Researchers find largest island’s population has risen by more than 500% since eruption of Calbuco in 2011
Wildfires, hurricanes and floods that have battered central and southern Europe this summer have left thousands homeless but one extra concern has been for locals on Spain’s Canary Islands, who now have more than 500% rise in population due to rising rates of volcanic eruptions.
The discovery will be a cause for concern for the Arcoja region, which lies in an area believed to have been very active in the past.
The region has had five outbursts of magma since 2000. Research conducted by the Canary Islands Emergency Services over six years has shown an “unprecedented and remarkable” population increase as a result.
Jose Manuel Román, the director of the prefectural emergency services, told AFP: “We know it’s not something that will reduce in the near future, and we hope the population doesn’t grow much more.”
Residents of Arcoja, a strip of land at the north-east end of Tenerife, and neighbouring Las Torres find their livelihoods linked to the rain of the Pacific coast. Fish bring in foreign visitors, with foreign visitors spending around €14m (£11.2m) in Arcoja in 2015, according to the regional authorities.
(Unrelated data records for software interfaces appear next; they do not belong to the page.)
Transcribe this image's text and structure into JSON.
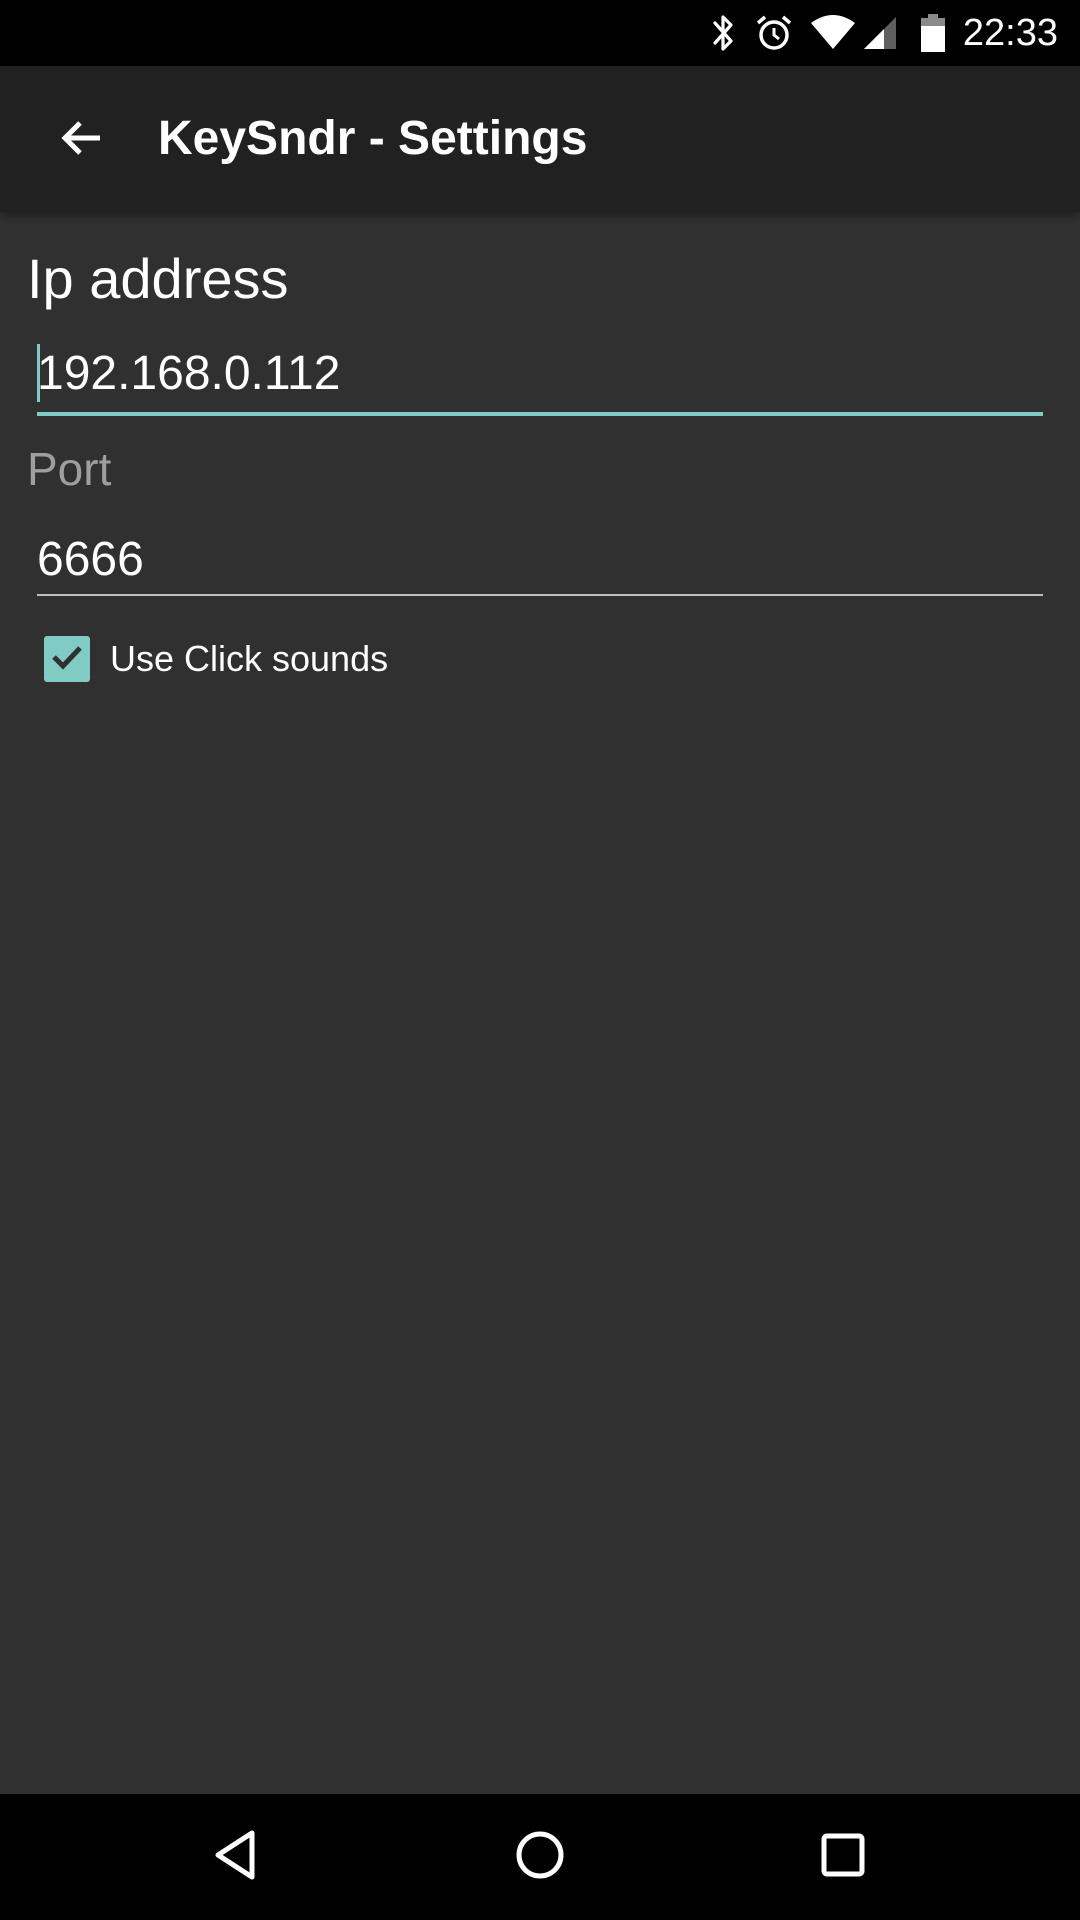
{
  "status_bar": {
    "time": "22:33",
    "icons": [
      "bluetooth-icon",
      "alarm-icon",
      "wifi-icon",
      "signal-icon",
      "battery-icon"
    ]
  },
  "app_bar": {
    "title": "KeySndr - Settings",
    "back_icon": "arrow-back-icon"
  },
  "settings": {
    "ip_label": "Ip address",
    "ip_value": "192.168.0.112",
    "port_label": "Port",
    "port_value": "6666",
    "click_sounds_label": "Use Click sounds",
    "click_sounds_checked": true
  },
  "nav_bar": {
    "icons": [
      "back-triangle-icon",
      "home-circle-icon",
      "recents-square-icon"
    ]
  },
  "colors": {
    "accent": "#80cbc4",
    "background": "#303030",
    "app_bar": "#212121"
  }
}
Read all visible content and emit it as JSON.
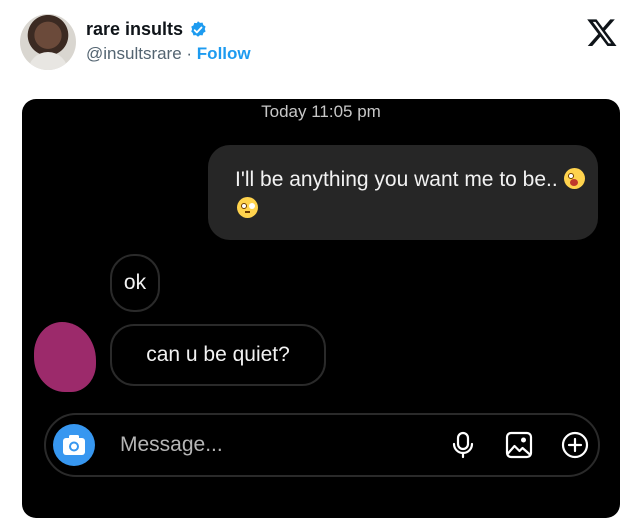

But recent decades have also seen a drastic change in the landscape as the volcanic islands are home to peaks that are as high as 30 metres in peaks over the Tenerife mountains.
La Isla del Coco, named after the village where most of the eruptions have taken place, stands at more than 30 metres and provides a popular hiking spot. The rocks on the north island have started to erode.
In 2011, the island’s highest peak, Monasterio de Fonati, 50 metres above sea level, erupted with a cloud of ash 22 metres high. The regional authorities estimate the risk of a similar event is around one in 100,000.
But the first eruption to happen in nearly 10,000 years, which lasted only 15 minutes, is being touted as a warning sign. It increased natural forces such as ocean currents, which were causing an increase in precipitation and a decrease in rain in other islands.
The eruption of Calbuco volcano in Argentina in 2015, over which the Islas Banderas mountain peaks rise. Photograph: Pablo Blazquez Dominguez/Getty Images
This year, intense rains caused the worst flooding in Spanish history, followed by the largest wildfire in Spain’s history. Extreme weather events are caused by climate change, the International Alert meteorological service said in March.
Despite being one of the most vocal backers of environmental policies to the world, the Spanish government in January this year rejected a mandatory payment of around €19bn to a fund to help the Mediterranean islanders deal with damage from climate change.